By William Shelton • May 17, 2021
Since our species first discovered that the application of fire enhances the taste of food we have been cooking. No doubt, soon thereafter, one of our primitive ancestors asked another how they prepared their saber-toothed tiger that made it taste so different and special. Thus the passing on of recipes began.
The oldest surviving recorded recipe, a brine for preserving meat, was stamped into the wet clay of a cuneiform tablet in Mesopotamia around 1,700 B.C.E. It has been a long path from those ancient epochs, to Rodrigo Borgia of the Renaissance, and his famous cookbook of poisons (whom historians believe in his dotage accidently poisoned his own food, leading to his death), to the quieter days of Betty Crocker and Julia Child.
No young housewife considered her home complete, whether she lived in colonial Virginia, or 1950's Levittown, without the latest cookbook. These early books not only contained recipes, but also instructions about table setting, food storage, and basic manners. An entire generation of Americans would genuflect at the very mention of the name Emily Post. Even Presidential First Ladies had their own cookbook, which outlines how to roast an ox, or brew syllabub for two hundred guests (a particular favorite of First Lady Julia Grant).
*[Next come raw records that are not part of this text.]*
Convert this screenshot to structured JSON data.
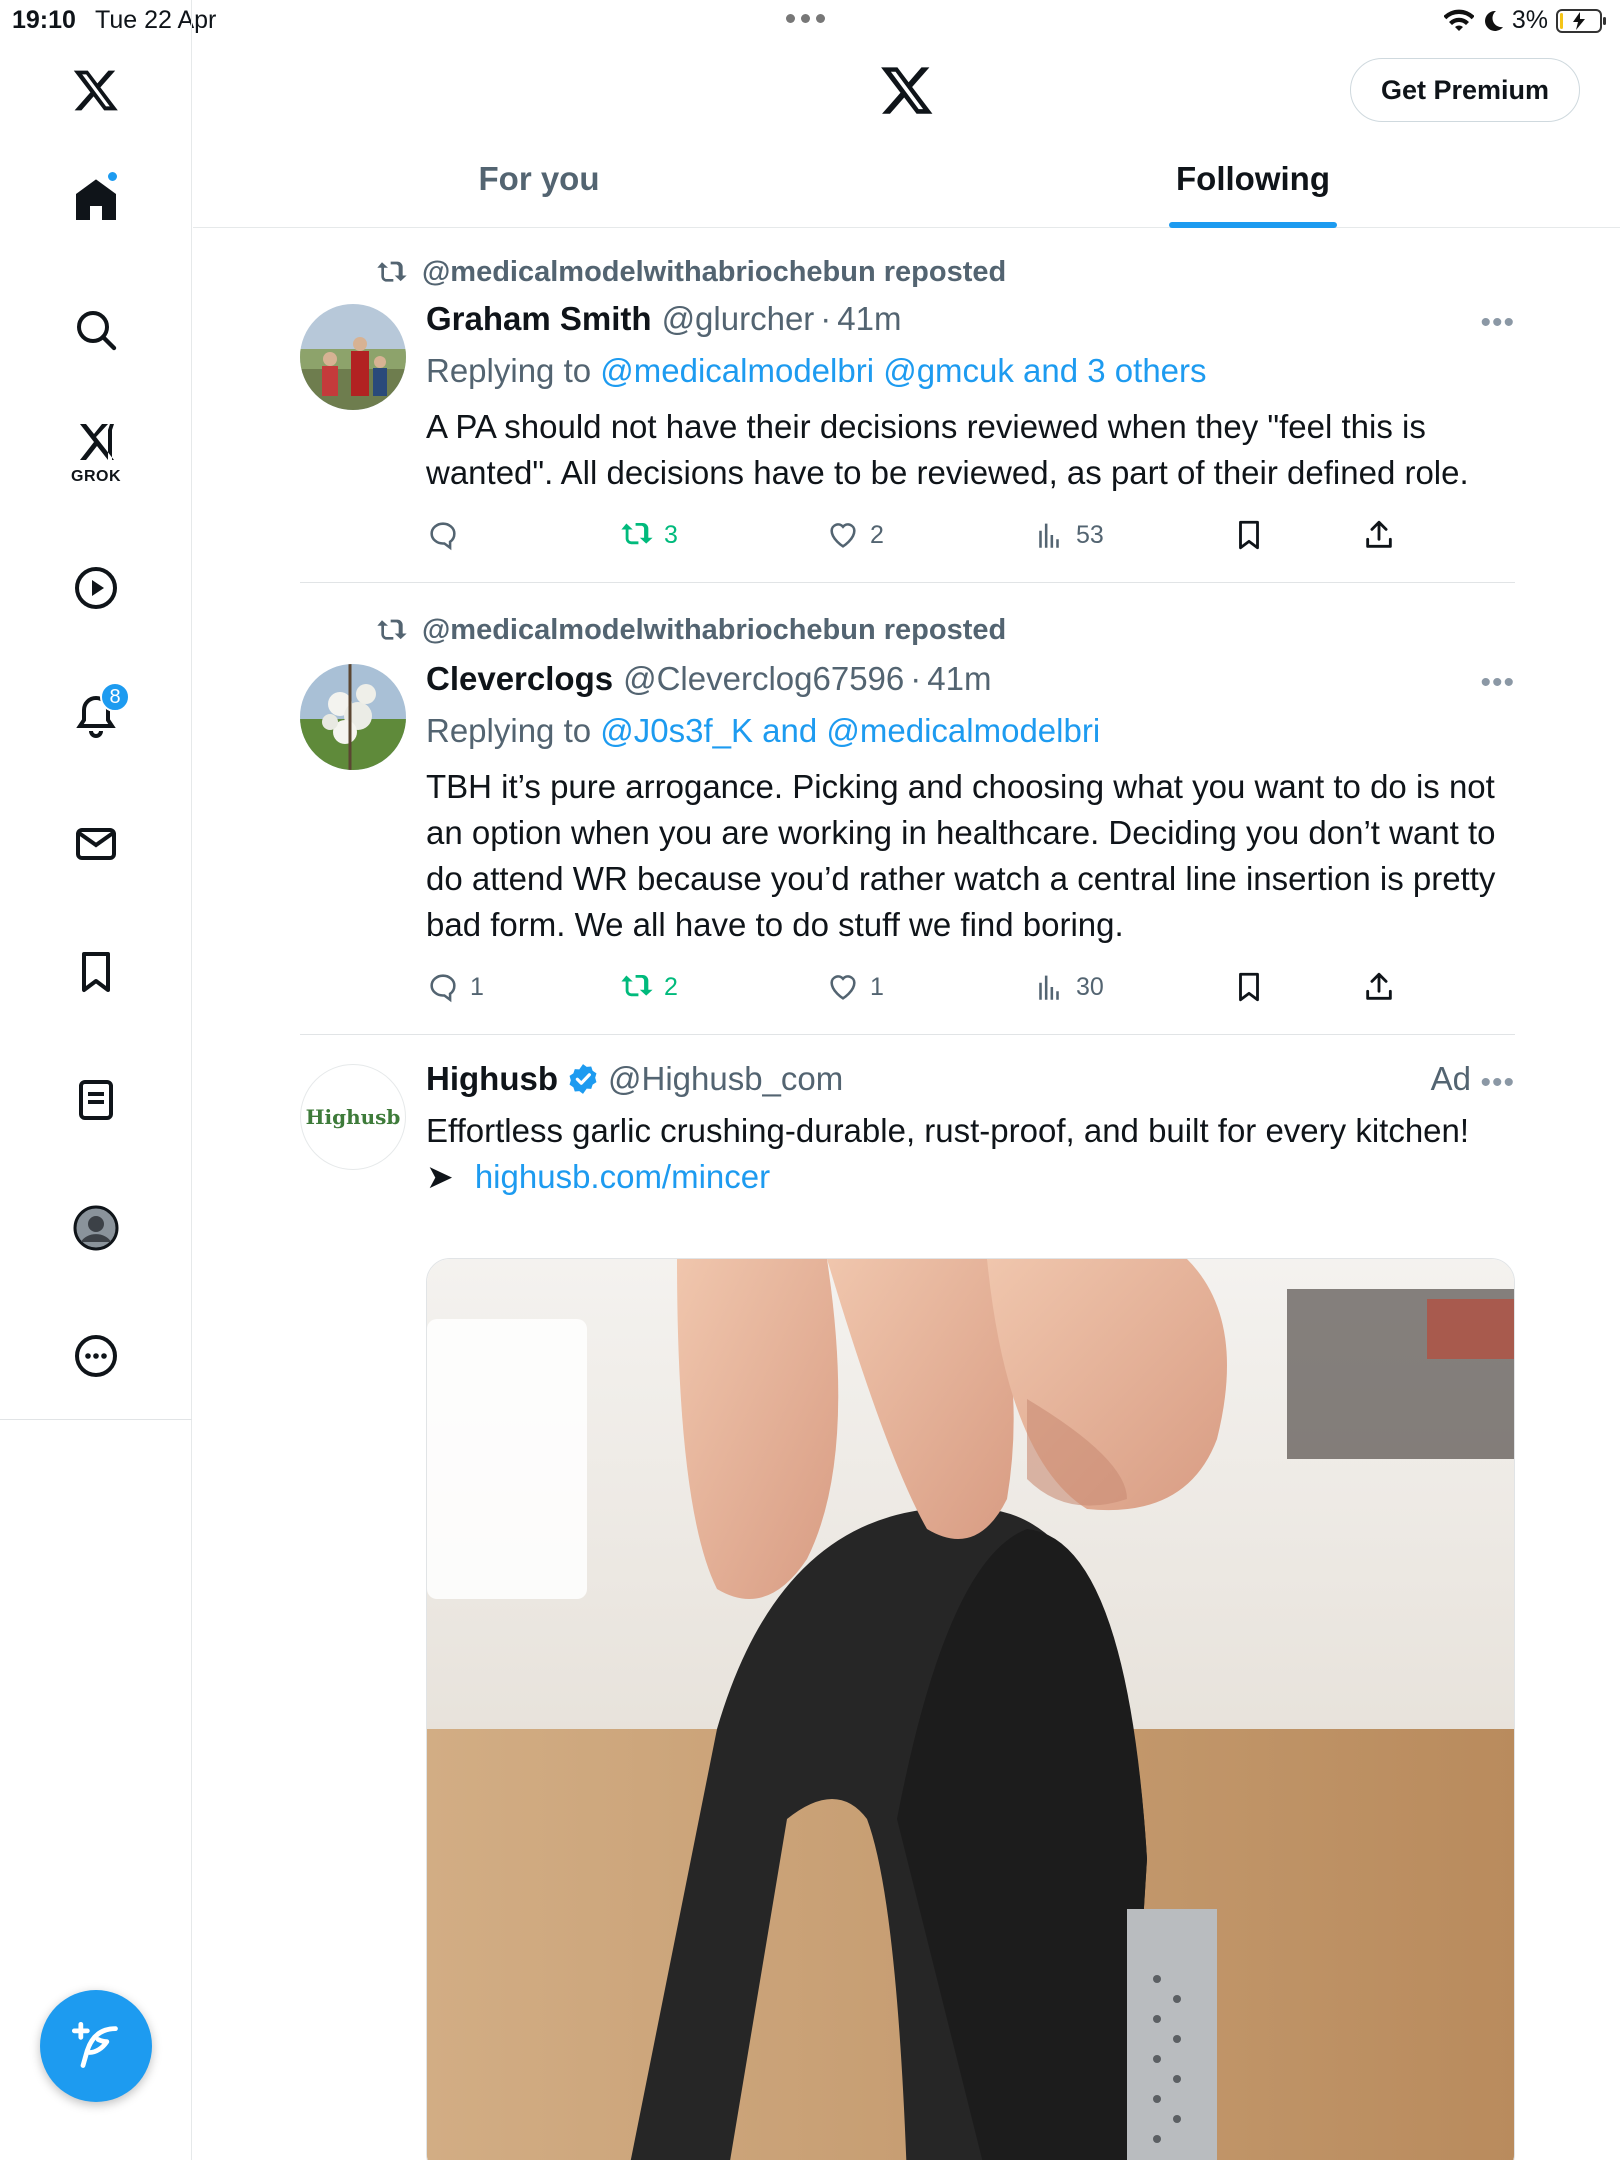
{
  "status_bar": {
    "time": "19:10",
    "date": "Tue 22 Apr",
    "battery": "3%"
  },
  "sidebar": {
    "grok_label": "GROK",
    "notifications_count": "8"
  },
  "header": {
    "premium_button": "Get Premium",
    "tabs": [
      {
        "label": "For you",
        "active": false
      },
      {
        "label": "Following",
        "active": true
      }
    ]
  },
  "posts": [
    {
      "repost_by": "@medicalmodelwithabriochebun reposted",
      "name": "Graham Smith",
      "handle": "@glurcher",
      "time": "41m",
      "replying_prefix": "Replying to ",
      "replying_to": "@medicalmodelbri @gmcuk and 3 others",
      "text": "A PA should not have their decisions reviewed when they \"feel this is wanted\". All decisions have to be reviewed, as part of their defined role.",
      "replies": "",
      "reposts": "3",
      "likes": "2",
      "views": "53"
    },
    {
      "repost_by": "@medicalmodelwithabriochebun reposted",
      "name": "Cleverclogs",
      "handle": "@Cleverclog67596",
      "time": "41m",
      "replying_prefix": "Replying to ",
      "replying_to": "@J0s3f_K and @medicalmodelbri",
      "text": "TBH it’s pure arrogance. Picking and choosing what you want to do is not an option when you are working in healthcare. Deciding you don’t want to do attend WR because you’d rather watch a central line insertion is pretty bad form. We all have to do stuff we find boring.",
      "replies": "1",
      "reposts": "2",
      "likes": "1",
      "views": "30"
    }
  ],
  "ad": {
    "name": "Highusb",
    "handle": "@Highusb_com",
    "ad_label": "Ad",
    "avatar_text": "Highusb",
    "text": "Effortless garlic crushing-durable, rust-proof, and built for every kitchen!",
    "arrow": "➤",
    "link": "highusb.com/mincer"
  },
  "colors": {
    "accent": "#1d9bf0",
    "secondary_text": "#536471",
    "repost_green": "#00ba7c"
  }
}
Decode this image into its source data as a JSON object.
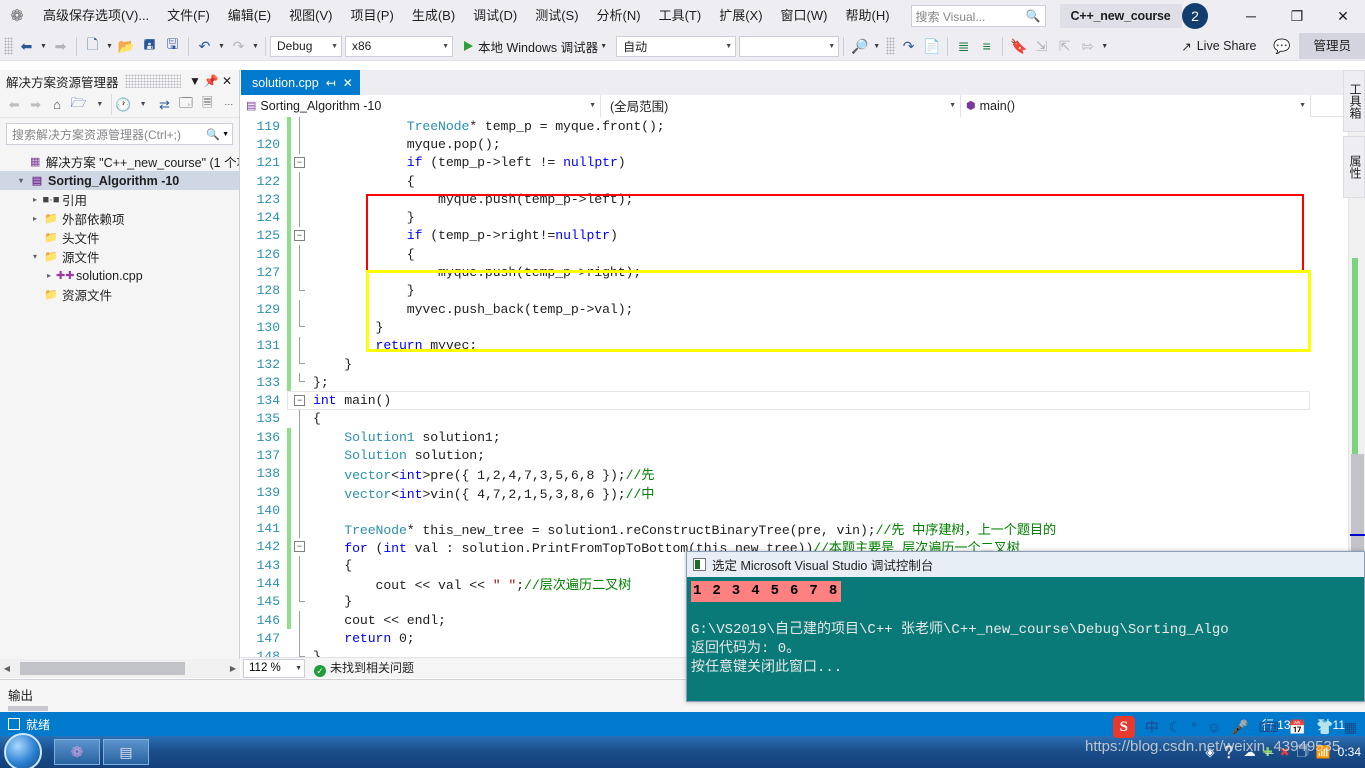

Sampling exotic regional cuisine became popular when automobiles were introduced. Travelers could plan whole vacations around New England clam chowder, Texas chili, "Caesar's salad" (a creation of Mexico), and St. Louis barbeque. Today holiday makers can visit Memphis in May for chocolate and avocado BBQ, or Sweetwater, Texas, where rattlesnake is always on the menu. Of course, at each destination you can pick up a cookbook to help you prepare these dishes at home.
The invention of the television brought cooking, celebrity chefs, and their associated cookbooks, to a new audience. James Beard, who, when most chefs were spotlighting French cuisine, chose to prepare American staples like meatloaf and hot cakes. His early television program first aired in 1947, and was fittingly called I Love to Eat.
The famous Neiman Marcus department store chain had their own celebrity chef, Helen Corbitt, who helped bring cooking into the "modern" era when the store introduced a kitchen computer that included her recipes. The computer was considered such an extravagant novelty that it was the feature of the store's 1969 Christmas catalog, which also included a "chocolate Sunday" created with layers of fur coats in a glass container, with an enormous ruby for the cherry on top. This same period produced The Art of Eating by M.F.K. Fisher, and The Joy of Cooking by Irma Rombauer, both have long been considered holy texts of food preparation.
Today there are a myriad of diets, and each has its devoted following of cooks, and related cookbooks. An entire cottage industry of online amateurs are reinventing the wheel of great cooking. From Vegetarian, to Keto, to Carnivore, to the Scarsdale diet (which spawned a famous murder) you can learn to prepare everything from rhubarb to Vegan haggis.